In its underwhelming proposals to amend the Constitution, the Government appears to be taking a chance on the definition of “durable relationships” – while taking no chance at all on the possibility that a reference to “care in the home” could give rise to socioeconomic rights for those dependent on such care or their carers. The Government is luxuriating in the unpublished legal advice that it favours and ignoring, without compelling reasons, the more ambitious conclusions of a Citizens’ Assembly.

It is also disregarding the authoritative legal opinion of an independent NGO, Flac, that has worked for more than 50 years with people affected directly by the kinds of issues that the referendum could have addressed meaningfully.

Repeal of the provisions of the Constitution that ascribe to women idealised roles of motherhood and domesticity is long overdue. Even if the legal consequences of such sexist language are more apparent than real, the language itself is belittling, outmoded and, most definitely, patronising.

Few lawyers, apart from some traditionalists, would lose sleep over repeal of the “women in the home” provision. Many would prefer deletion of constitutional “vibes” altogether. Whatever replacement words should be used instead of the repealed provisions of article 41 will depend on your level of constitutional ambition.

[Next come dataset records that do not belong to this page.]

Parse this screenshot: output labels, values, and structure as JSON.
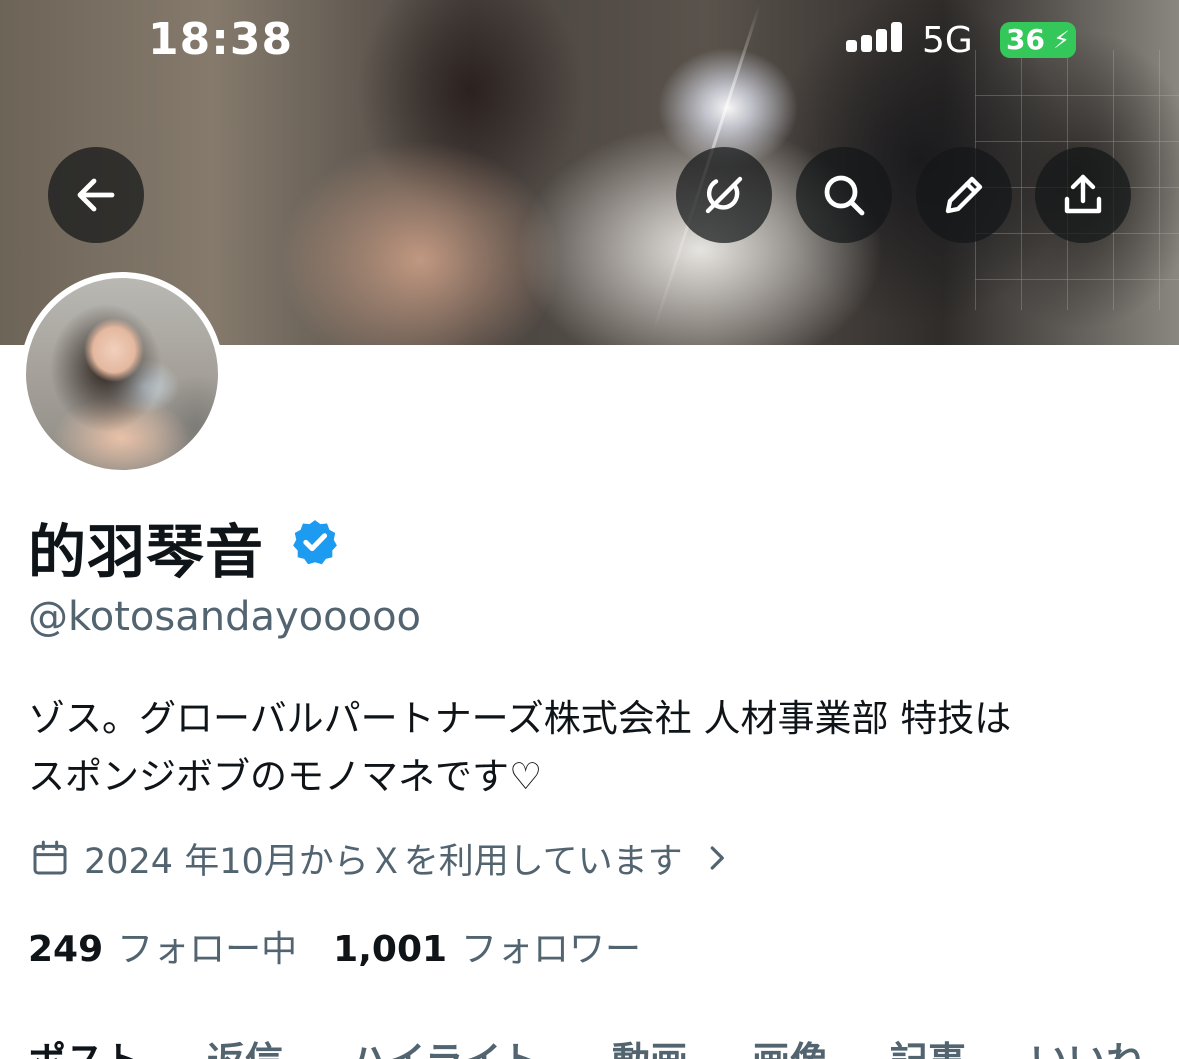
{
  "status_bar": {
    "time": "18:38",
    "network": "5G",
    "battery": "36"
  },
  "header": {
    "back_icon": "arrow-left-icon",
    "actions": [
      "grok-icon",
      "search-icon",
      "pencil-icon",
      "share-icon"
    ]
  },
  "profile": {
    "display_name": "的羽琴音",
    "verified": true,
    "handle": "@kotosandayooooo",
    "bio_lines": [
      "ゾス。グローバルパートナーズ株式会社 人材事業部 特技は",
      "スポンジボブのモノマネです♡"
    ],
    "joined": "2024 年10月からＸを利用しています",
    "following_count": "249",
    "following_label": "フォロー中",
    "followers_count": "1,001",
    "followers_label": "フォロワー"
  },
  "tabs": [
    {
      "label": "ポスト",
      "active": true
    },
    {
      "label": "返信",
      "active": false
    },
    {
      "label": "ハイライト",
      "active": false
    },
    {
      "label": "動画",
      "active": false
    },
    {
      "label": "画像",
      "active": false
    },
    {
      "label": "記事",
      "active": false
    },
    {
      "label": "いいね",
      "active": false
    }
  ],
  "colors": {
    "accent": "#1d9bf0",
    "text_primary": "#0f1419",
    "text_secondary": "#536471",
    "battery": "#34c759"
  }
}
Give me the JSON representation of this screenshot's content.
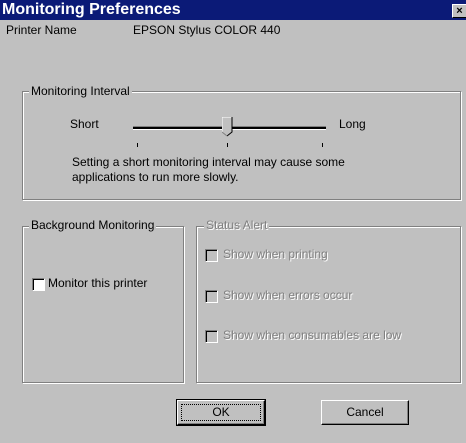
{
  "window": {
    "title": "Monitoring Preferences",
    "close_glyph": "×"
  },
  "printer": {
    "label": "Printer Name",
    "value": "EPSON Stylus COLOR 440"
  },
  "interval": {
    "group_label": "Monitoring Interval",
    "min_label": "Short",
    "max_label": "Long",
    "slider_fraction": 0.5,
    "note_line1": "Setting a short monitoring interval may cause some",
    "note_line2": "applications to run more slowly."
  },
  "background": {
    "group_label": "Background Monitoring",
    "monitor_label": "Monitor this printer",
    "monitor_checked": false
  },
  "status_alert": {
    "group_label": "Status Alert",
    "items": [
      {
        "label": "Show when printing",
        "checked": false
      },
      {
        "label": "Show when errors occur",
        "checked": false
      },
      {
        "label": "Show when consumables are low",
        "checked": false
      }
    ]
  },
  "buttons": {
    "ok": "OK",
    "cancel": "Cancel"
  }
}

If you buy into the dogma that socioeconomic rights have no place in the Constitution, it should not be beyond your tolerance level to vote for an expression of constitutional gratitude devoid of legal consequence by way of a tokenistic reference to “care in the home”. That is all that the Government is asking of those who become apoplectic at the mere hint of interference with the processes of redistribution by an unelected judiciary supposedly straining at the leash to redistribute the wealth. This model of judicially enforceable socioeconomic rights or “minimum core obligations” annoys unelected officials as much as it concerns some ideologically-driven politicians, even if it’s often presented as a caricature.

By inserting article 42B recognising “care in the home” while repealing the references to “women in the home” we are substituting one form of patronising recognition in our Constitution for another, without the excuse that it’s 1937. This is an unconscionable bargain and an empty formula. Although “striving to support” will, no doubt, be oversold as an incremental gain, it is no more than a replacement vibe.

It can, of course, be argued that something stronger within the confines of the family provisions of the Constitution might have no material impact on the lives of those in receipt of care and their carers, but why settle for so little? Ideally, issues such as this should be dealt with under the equality provision of the Constitution, a provision laced with antiquated language and no less in need of what the Taoiseach would call “constitutional catch-up”.

When it comes to socioeconomic rights, we still see the public interest as commensurate with the parsimony of the public purse. The drafters of the Constitution hooked their coherence on Catholic social teaching, perhaps seeing some dignity in charity. We should no longer pass off charity as rights.

The expansion of family rights, which is welcome in principle, to include “durable relationships” is a gift to those hungry for a culture war, in which the possible but implausible fuels a tendentious discourse that delights some media driven by controversy, cacophony and clicks. The early focus on polygamy and “throuples”, never mind polyamory, is instructive. If anyone thinks this is trivial, remember how the red herring of surrogacy continued to be discussed in the marriage equality referendum after the Referendum Commission said it was irrelevant.

Donncha O’Connell is an established professor of law in the School of Law, University of Galway